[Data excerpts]
══════════

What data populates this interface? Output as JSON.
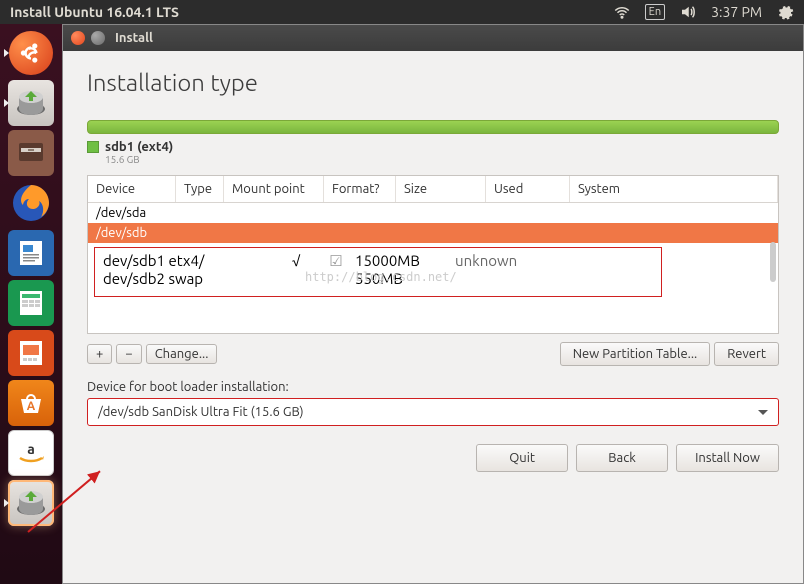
{
  "top_bar": {
    "title": "Install Ubuntu 16.04.1 LTS",
    "lang": "En",
    "time": "3:37 PM"
  },
  "launcher": {
    "items": [
      {
        "name": "ubuntu"
      },
      {
        "name": "installer"
      },
      {
        "name": "files"
      },
      {
        "name": "firefox"
      },
      {
        "name": "writer"
      },
      {
        "name": "calc"
      },
      {
        "name": "impress"
      },
      {
        "name": "software"
      },
      {
        "name": "amazon"
      },
      {
        "name": "installer-active"
      }
    ]
  },
  "window": {
    "title": "Install",
    "heading": "Installation type",
    "partition_label": "sdb1 (ext4)",
    "partition_size": "15.6 GB",
    "table": {
      "headers": {
        "device": "Device",
        "type": "Type",
        "mount": "Mount point",
        "format": "Format?",
        "size": "Size",
        "used": "Used",
        "system": "System"
      },
      "rows": [
        {
          "device": "/dev/sda"
        },
        {
          "device": "/dev/sdb",
          "selected": true
        }
      ],
      "row_under": {
        "device": "/dev/sdb1",
        "type": "ext4",
        "mount": "/",
        "format_checked": true,
        "size": "15000 MB",
        "used": "unknown"
      }
    },
    "overlay": {
      "line1": {
        "device": "dev/sdb1",
        "type": "etx4",
        "mount": "/",
        "format": "√",
        "check": "☑",
        "size": "15000MB",
        "used": "unknown"
      },
      "line2": {
        "device": "dev/sdb2",
        "type": "swap",
        "size": "550MB"
      }
    },
    "watermark": "http://blog.csdn.net/",
    "buttons": {
      "plus": "+",
      "minus": "−",
      "change": "Change...",
      "new_table": "New Partition Table...",
      "revert": "Revert"
    },
    "boot_label": "Device for boot loader installation:",
    "boot_select": "/dev/sdb   SanDisk Ultra Fit (15.6 GB)",
    "footer": {
      "quit": "Quit",
      "back": "Back",
      "install": "Install Now"
    }
  }
}
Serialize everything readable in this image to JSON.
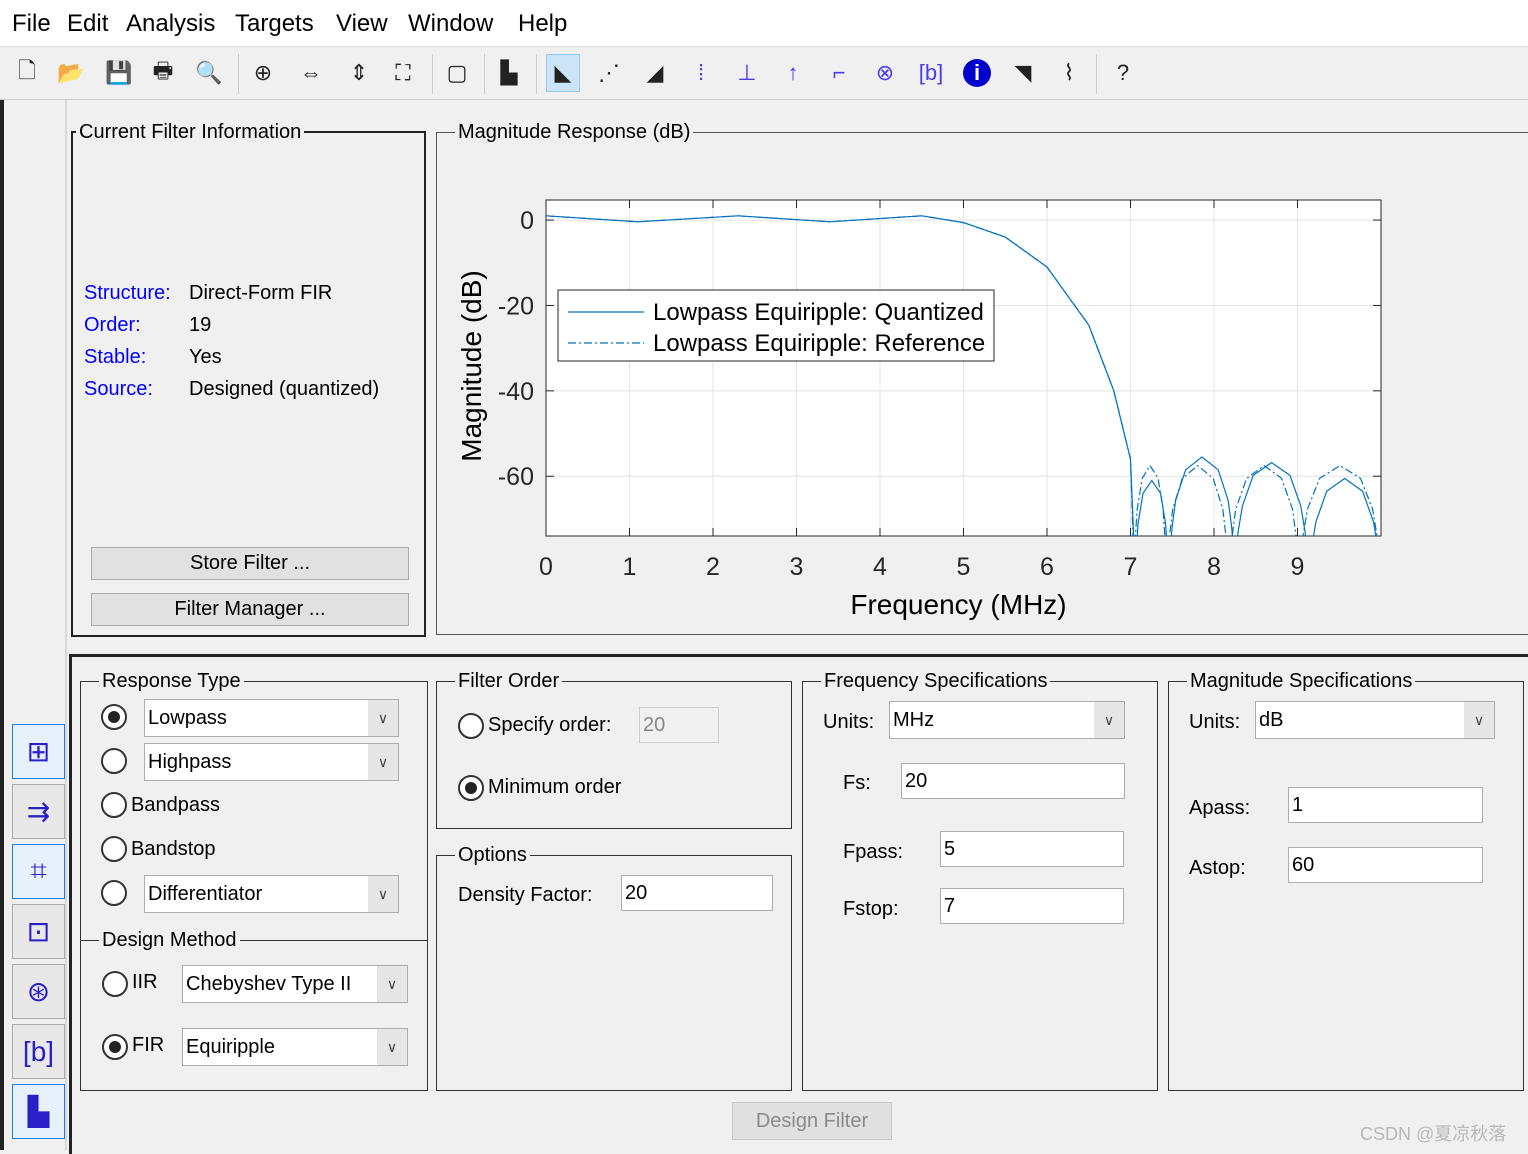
{
  "menu": [
    "File",
    "Edit",
    "Analysis",
    "Targets",
    "View",
    "Window",
    "Help"
  ],
  "toolbar": {
    "icons": [
      "new-icon",
      "open-icon",
      "save-icon",
      "print-icon",
      "print-preview-icon",
      "zoom-in-icon",
      "zoom-x-icon",
      "zoom-y-icon",
      "full-view-icon",
      "new-figure-icon",
      "filter-specs-icon",
      "magnitude-response-icon",
      "phase-response-icon",
      "magnitude-phase-icon",
      "group-delay-icon",
      "phase-delay-icon",
      "impulse-response-icon",
      "step-response-icon",
      "pole-zero-icon",
      "filter-coefficients-icon",
      "filter-info-icon",
      "magnitude-estimate-icon",
      "round-off-noise-icon",
      "whats-this-icon"
    ],
    "active": "magnitude-response-icon"
  },
  "sidebar": {
    "items": [
      "transform-filter-icon",
      "convert-structure-icon",
      "set-quantization-icon",
      "realize-model-icon",
      "pole-zero-editor-icon",
      "import-filter-icon",
      "design-filter-icon"
    ],
    "selected": "design-filter-icon"
  },
  "filter_info": {
    "title": "Current Filter Information",
    "rows": [
      {
        "label": "Structure:",
        "value": "Direct-Form FIR"
      },
      {
        "label": "Order:",
        "value": "19"
      },
      {
        "label": "Stable:",
        "value": "Yes"
      },
      {
        "label": "Source:",
        "value": "Designed (quantized)"
      }
    ],
    "store_button": "Store Filter ...",
    "manager_button": "Filter Manager ..."
  },
  "plot_panel": {
    "title": "Magnitude Response (dB)"
  },
  "chart_data": {
    "type": "line",
    "xlabel": "Frequency (MHz)",
    "ylabel": "Magnitude (dB)",
    "xlim": [
      0,
      10
    ],
    "ylim": [
      -74,
      4.7
    ],
    "xticks": [
      "0",
      "1",
      "2",
      "3",
      "4",
      "5",
      "6",
      "7",
      "8",
      "9"
    ],
    "yticks": [
      "0",
      "-20",
      "-40",
      "-60"
    ],
    "grid": true,
    "legend_position": "upper-left",
    "color": "#0072bd",
    "series": [
      {
        "name": "Lowpass Equiripple: Quantized",
        "style": "solid",
        "x": [
          0,
          0.55,
          1.1,
          1.7,
          2.3,
          2.85,
          3.4,
          3.95,
          4.5,
          5,
          5.5,
          6,
          6.5,
          6.8,
          7,
          7.05,
          7.07,
          7.09,
          7.15,
          7.255,
          7.36,
          7.42,
          7.44,
          7.46,
          7.5,
          7.54,
          7.66,
          7.855,
          8.05,
          8.17,
          8.21,
          8.25,
          8.29,
          8.34,
          8.47,
          8.69,
          8.91,
          9.04,
          9.09,
          9.13,
          9.17,
          9.22,
          9.35,
          9.565,
          9.78,
          9.91,
          9.96,
          10
        ],
        "y": [
          1,
          0.3,
          -0.4,
          0.3,
          1,
          0.3,
          -0.4,
          0.3,
          1,
          -0.6,
          -4,
          -11,
          -24.6,
          -40,
          -56,
          -80,
          -77.1,
          -71.2,
          -64,
          -61,
          -64,
          -71.2,
          -77.1,
          -80,
          -71.6,
          -65.7,
          -58.5,
          -55.5,
          -58.5,
          -65.7,
          -71.6,
          -80,
          -72.9,
          -67,
          -59.8,
          -56.8,
          -59.8,
          -67,
          -72.9,
          -80,
          -76.6,
          -70.7,
          -63.5,
          -60.5,
          -63.5,
          -70.7,
          -76.6,
          -80
        ]
      },
      {
        "name": "Lowpass Equiripple: Reference",
        "style": "dashdot",
        "x": [
          0,
          0.55,
          1.1,
          1.7,
          2.3,
          2.85,
          3.4,
          3.95,
          4.5,
          5,
          5.5,
          6,
          6.5,
          6.8,
          7,
          7.04,
          7.06,
          7.08,
          7.14,
          7.235,
          7.33,
          7.39,
          7.41,
          7.43,
          7.47,
          7.505,
          7.62,
          7.805,
          7.99,
          8.105,
          8.14,
          8.18,
          8.22,
          8.26,
          8.39,
          8.6,
          8.81,
          8.94,
          8.98,
          9.02,
          9.07,
          9.12,
          9.265,
          9.51,
          9.755,
          9.9,
          9.95,
          10
        ],
        "y": [
          1,
          0.3,
          -0.4,
          0.3,
          1,
          0.3,
          -0.4,
          0.3,
          1,
          -0.6,
          -4,
          -11,
          -24.6,
          -40,
          -56,
          -80,
          -73.6,
          -67.7,
          -60.5,
          -57.5,
          -60.5,
          -67.7,
          -73.6,
          -80,
          -73.6,
          -67.7,
          -60.5,
          -57.5,
          -60.5,
          -67.7,
          -73.6,
          -80,
          -73.6,
          -67.7,
          -60.5,
          -57.5,
          -60.5,
          -67.7,
          -73.6,
          -80,
          -73.6,
          -67.7,
          -60.5,
          -57.5,
          -60.5,
          -67.7,
          -73.6,
          -80
        ]
      }
    ]
  },
  "response_type": {
    "title": "Response Type",
    "selected": "Lowpass",
    "options": [
      {
        "label": "Lowpass",
        "dropdown": true,
        "checked": true
      },
      {
        "label": "Highpass",
        "dropdown": true,
        "checked": false
      },
      {
        "label": "Bandpass",
        "dropdown": false,
        "checked": false
      },
      {
        "label": "Bandstop",
        "dropdown": false,
        "checked": false
      },
      {
        "label": "Differentiator",
        "dropdown": true,
        "checked": false
      }
    ]
  },
  "design_method": {
    "title": "Design Method",
    "iir_label": "IIR",
    "iir_value": "Chebyshev Type II",
    "iir_checked": false,
    "fir_label": "FIR",
    "fir_value": "Equiripple",
    "fir_checked": true
  },
  "filter_order": {
    "title": "Filter Order",
    "specify_label": "Specify order:",
    "specify_value": "20",
    "minimum_label": "Minimum order",
    "selected": "Minimum order"
  },
  "options": {
    "title": "Options",
    "density_label": "Density Factor:",
    "density_value": "20"
  },
  "freq_specs": {
    "title": "Frequency Specifications",
    "units_label": "Units:",
    "units_value": "MHz",
    "fields": [
      {
        "label": "Fs:",
        "value": "20"
      },
      {
        "label": "Fpass:",
        "value": "5"
      },
      {
        "label": "Fstop:",
        "value": "7"
      }
    ]
  },
  "mag_specs": {
    "title": "Magnitude Specifications",
    "units_label": "Units:",
    "units_value": "dB",
    "fields": [
      {
        "label": "Apass:",
        "value": "1"
      },
      {
        "label": "Astop:",
        "value": "60"
      }
    ]
  },
  "design_button": "Design Filter",
  "watermark": "CSDN @夏凉秋落"
}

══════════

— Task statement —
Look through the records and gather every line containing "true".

— Solution to the problem —
          "selected": true
        "format_checked": true,
    "grid": true,
        "dropdown": true,
        "checked": true
        "dropdown": true,
        "dropdown": true,
    "fir_checked": true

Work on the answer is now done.